Now I bring up my aunt to illustrate how the grieving process can differ case by case. I found moving forward after my aunt passed away easy, at least compared to losing Alex. With my aunt she fought an admirable battle for 10 months. Her death almost provided comfort via the knowledge she no longer needed to fight.
Alex’s suicide on the other hand came to me as a total surprise. My first words once I received the news “That doesn’t sound like Alex.” Disbelief, sadness, doubt, amongst the many other feelings I experienced the following months once I heard the news made moving forward complicated.
Heck I remember coming home from Alex’s funeral. I planned to turn on my laptop and check emails. Yet I could not muster the will to do so. I didn’t want to move forward. Doing that jeopardized my memories with Alex. I feared losing them.
Instead I called a friend and ended up becoming a sobbing mess on the phone.

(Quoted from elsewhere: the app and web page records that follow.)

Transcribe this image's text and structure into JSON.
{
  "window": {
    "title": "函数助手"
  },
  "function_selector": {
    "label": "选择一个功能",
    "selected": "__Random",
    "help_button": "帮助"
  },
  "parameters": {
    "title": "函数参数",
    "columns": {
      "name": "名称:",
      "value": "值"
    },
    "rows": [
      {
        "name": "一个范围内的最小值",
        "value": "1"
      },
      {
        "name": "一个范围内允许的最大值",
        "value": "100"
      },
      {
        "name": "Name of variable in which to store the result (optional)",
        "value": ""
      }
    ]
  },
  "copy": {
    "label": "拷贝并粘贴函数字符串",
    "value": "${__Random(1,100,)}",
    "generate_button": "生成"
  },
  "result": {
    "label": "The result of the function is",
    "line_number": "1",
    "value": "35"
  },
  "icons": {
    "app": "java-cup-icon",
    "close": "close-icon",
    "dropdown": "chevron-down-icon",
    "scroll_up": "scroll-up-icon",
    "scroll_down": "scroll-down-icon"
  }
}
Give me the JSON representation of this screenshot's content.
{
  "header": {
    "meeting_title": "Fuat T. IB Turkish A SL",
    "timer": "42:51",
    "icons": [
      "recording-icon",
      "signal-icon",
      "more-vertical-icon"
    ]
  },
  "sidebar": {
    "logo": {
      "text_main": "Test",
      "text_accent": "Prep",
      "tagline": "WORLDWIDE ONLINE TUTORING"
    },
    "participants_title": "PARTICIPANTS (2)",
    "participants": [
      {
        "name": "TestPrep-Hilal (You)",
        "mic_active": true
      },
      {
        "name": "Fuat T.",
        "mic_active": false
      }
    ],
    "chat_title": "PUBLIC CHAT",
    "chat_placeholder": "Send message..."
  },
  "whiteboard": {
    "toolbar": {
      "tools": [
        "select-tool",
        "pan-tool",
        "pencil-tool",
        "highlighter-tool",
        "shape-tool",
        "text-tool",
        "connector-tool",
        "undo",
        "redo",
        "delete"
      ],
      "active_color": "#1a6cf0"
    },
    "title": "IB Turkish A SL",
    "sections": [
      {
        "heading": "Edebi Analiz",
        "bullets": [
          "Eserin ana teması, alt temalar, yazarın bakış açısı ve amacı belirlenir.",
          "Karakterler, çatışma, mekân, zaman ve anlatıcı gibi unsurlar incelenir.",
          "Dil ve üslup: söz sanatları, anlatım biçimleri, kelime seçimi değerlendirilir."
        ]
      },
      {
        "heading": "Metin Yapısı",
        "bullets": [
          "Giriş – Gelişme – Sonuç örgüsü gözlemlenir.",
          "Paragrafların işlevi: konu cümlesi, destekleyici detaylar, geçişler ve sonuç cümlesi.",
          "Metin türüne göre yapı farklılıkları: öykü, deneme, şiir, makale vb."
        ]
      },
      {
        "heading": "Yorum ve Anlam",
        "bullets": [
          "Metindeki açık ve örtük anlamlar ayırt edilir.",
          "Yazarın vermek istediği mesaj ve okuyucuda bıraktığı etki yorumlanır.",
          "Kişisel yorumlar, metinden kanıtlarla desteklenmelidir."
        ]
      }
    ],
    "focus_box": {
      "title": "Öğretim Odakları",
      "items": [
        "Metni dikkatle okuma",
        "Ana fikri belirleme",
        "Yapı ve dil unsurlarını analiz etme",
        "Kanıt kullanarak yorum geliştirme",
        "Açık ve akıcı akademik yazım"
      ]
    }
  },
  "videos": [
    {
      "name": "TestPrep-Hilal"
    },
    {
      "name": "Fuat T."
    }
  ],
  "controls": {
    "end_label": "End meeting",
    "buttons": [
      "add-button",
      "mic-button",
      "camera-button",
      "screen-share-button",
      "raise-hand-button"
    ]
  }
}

By making that phone call I successfully delayed moving forward, well for 20 more minutes. Time holds no sympathy though. Either I learned to move forward or become stuck in the past.
Moving forward I discovered my fear unfounded. Rather than losing my memories with Alex they found a way to weave into my life. For instance, take my buddy James’ wedding last July. Weddings make some single people disgruntled, but not me.
You may recall from my memoir Off Balanced I reconnected with Alex at our friend Rob’s wedding January 1st, 2011. I remember Alex commenting about Rob’s wedding afterwards “I like hanging out with Zach because he always has a good time.”
Those words found their way into my head six months ago at James’ wedding. That evening I spent the night around a married couple and two engaged couples. Such a scenario could understandably trigger disgruntled behavior. Any temptation to assemble a woe me attitude disappeared however when Alex’s words came to me. “I like hanging out with Zach because he always has a good time.”
Even spotting a simple everyday item can trigger Alex memories. My grey sweatpants supply one example. I took those to wear in my sleep back when we visited Rob in Dayton. Alex saw them and said “Those look comfortable.” I know, not a great story. Meanwhile the story gets me thinking about that weekend, the alcohol consumed, Alex passing out only to pop up hours later to pray before bed, and him ordering and demolishing half the Sonic menu the next morning.
Surely I could continue writing and tell you how I can relate Alex to Applebees, black jack, my money clip, and more but I will digress. I hope by sharing today I can encourage you to move forward amidst even the toughest losses.
P.S. If you want one last Alex story, watch the video below.
*Image of sad woman on the bed courtesy of Witthaya Phonsawat at FreeDigitalPhotos.net